Two senior company sources told Reuters last November Pemex would rather pay fines than deal with gas flaring problems.
The three sources at the regulator, all familiar with classified development plans for Ixachi, said that infrastructure to capture, process and transport or store the gas should have been in place before 2020 under the plans.
But the company instead prioritized the production of condensate – similar to a very light crude oil, buried in the seams of rocks along with the gas.
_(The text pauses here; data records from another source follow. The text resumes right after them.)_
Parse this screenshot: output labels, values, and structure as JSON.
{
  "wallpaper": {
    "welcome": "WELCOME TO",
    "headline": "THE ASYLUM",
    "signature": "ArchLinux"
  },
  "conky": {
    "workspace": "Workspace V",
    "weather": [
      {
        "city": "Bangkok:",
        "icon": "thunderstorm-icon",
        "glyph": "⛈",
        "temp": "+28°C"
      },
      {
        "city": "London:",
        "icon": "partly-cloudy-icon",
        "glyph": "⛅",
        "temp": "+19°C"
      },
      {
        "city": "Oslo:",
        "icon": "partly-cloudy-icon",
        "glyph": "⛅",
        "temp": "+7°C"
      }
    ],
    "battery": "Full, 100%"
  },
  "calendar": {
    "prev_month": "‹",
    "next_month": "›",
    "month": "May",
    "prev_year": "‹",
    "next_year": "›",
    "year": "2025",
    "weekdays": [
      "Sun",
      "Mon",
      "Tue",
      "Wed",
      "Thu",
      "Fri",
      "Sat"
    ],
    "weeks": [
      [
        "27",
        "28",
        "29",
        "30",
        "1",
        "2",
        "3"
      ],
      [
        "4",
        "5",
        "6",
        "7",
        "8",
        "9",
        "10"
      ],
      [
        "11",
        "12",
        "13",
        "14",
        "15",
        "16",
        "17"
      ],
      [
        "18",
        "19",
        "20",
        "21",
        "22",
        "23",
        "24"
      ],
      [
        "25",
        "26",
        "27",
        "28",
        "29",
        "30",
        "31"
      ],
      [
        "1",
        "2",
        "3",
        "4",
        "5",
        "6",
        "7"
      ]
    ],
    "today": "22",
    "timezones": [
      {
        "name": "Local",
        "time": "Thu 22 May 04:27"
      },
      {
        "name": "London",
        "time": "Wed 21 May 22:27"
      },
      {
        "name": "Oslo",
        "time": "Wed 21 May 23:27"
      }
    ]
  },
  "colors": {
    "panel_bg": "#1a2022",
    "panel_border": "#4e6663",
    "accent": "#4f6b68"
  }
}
Pemex counts the condensate towards its 2 million bpd production target, unlike gas.
That resulted in excessive flaring of gas – which comes to the surface at the same time as the condensate – because the adjacent plants lack the necessary infrastructure, and there is no possibility to store the gas in its raw form.
Completing the infrastructure would have meant halting condensate production temporarily and that would have taken Pemex even further from the president’s production target, according to the sources at Pemex, the energy ministry and the regulator.
Pemex’s updated business plan for 2023 to 2027, released in December, reiterated promises to reduce emissions but focused more on oil and gas production as well as refining.
In August 2022, the regulator documented wrongdoing at the Ixachi field following at least two fines for mismanagement and found Pemex in breach of its own development commitments.